While anyone can be a victim of tax fraud, children can be particularly vulnerable. More than half of identity theft and fraud cases in 2021 involved children aged nine or younger, with an estimated 1.25 million children having their identity stolen. The financial impact can be devastating, causing losses of $1 billion annually to the affected families. The expansion of the child tax credit in 2021 created additional opportunities for potential fraud, which led to the IRS warning parents to beware of scams.
Many times, identity thieves target children because the compromise can go undetected for years, and the effects of child identity theft can be long-lasting as well. The resolution process can drag out for years, and 25% of victims are still dealing with issues as many as 10 years after the fraud first occurred. Of those victims, 81% remain worried today about their ability to obtain credit in the future. (Payments Journal)
With child tax credit scams, identity criminals pretend to work for the IRS and offer help to get the monthly child tax credit payments sooner in exchange for money. They require you to send a gift card, complete a wire transfer or send cryptocurrency as a form of payment so that you can receive monthly payments.
Parents and guardians should be on the lookout for phone calls, emails, text messages and messages on social media asking to verify your information to receive the child tax credit payments or under threat of punishment. The IRS does not initiate contact with taxpayers by these means — relying instead on the postal service. Also, the IRS does not leave messages threatening to revoke your driver’s license or immigration status, arrest you, or send the police to obtain information.
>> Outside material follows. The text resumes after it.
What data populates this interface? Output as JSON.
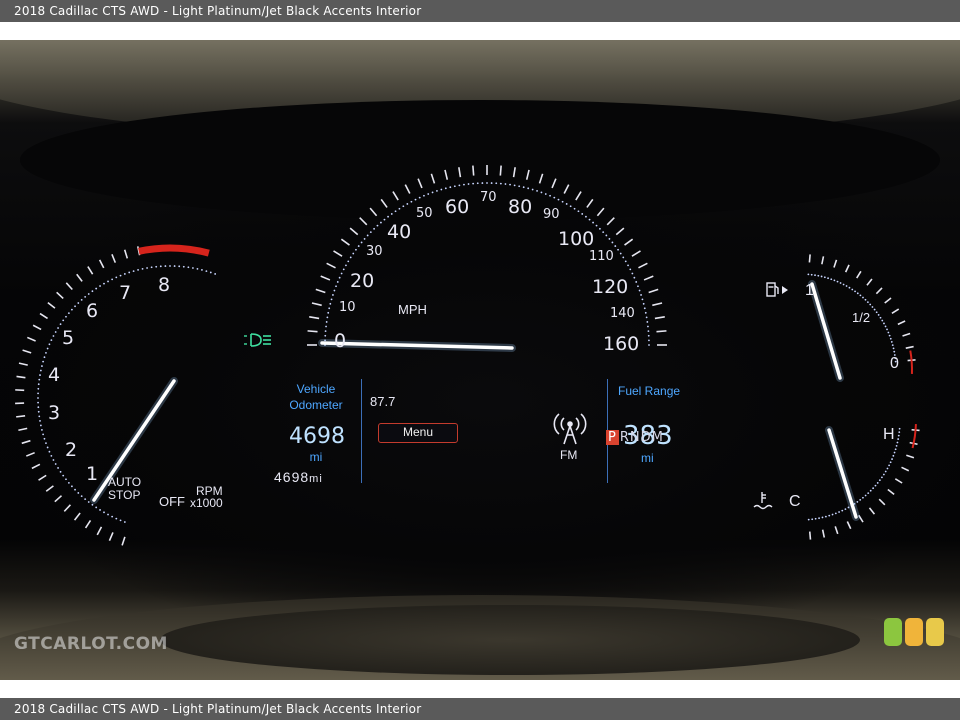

Any contact you get that includes such messaging should be considered a scam.
There is at least one other child identity tax issue of which parents should be aware. Someone else may claim your child as a dependent. The IRS has additional information on what to do if someone fraudulently claims your dependent.
Many people do not know that they are victims of tax identity theft until they file their tax returns and have them rejected by the IRS. The IRS says any of the following could be a warning sign of tax identity theft:
Since your child is listed as a dependent, you would be notified that someone else claimed them as a dependent or filed a return using their SSN. Other signs that your child’s identity could have been compromised include:
When someone else claims your child on their taxes, the simplest solution is filing your taxes and listing your child. The IRS will open an investigation. The IRS lists the following steps:
If someone is using your child’s SSN to file a tax return, you should:
If you have additional questions about child identity theft or tax scams, contact the Identity Theft Resource Center. You can speak with an advisor toll-free by phone (888-400-5530) or live-chat on the company website. You can also find the latest resources (fact sheets, scam alerts, blogs, etc.) on identity theft, cybercrime and more. Just visit www.idtheftcenter.org to get started.
Sontiq is a proud supporter of the Identity Theft Resource Center nonprofit.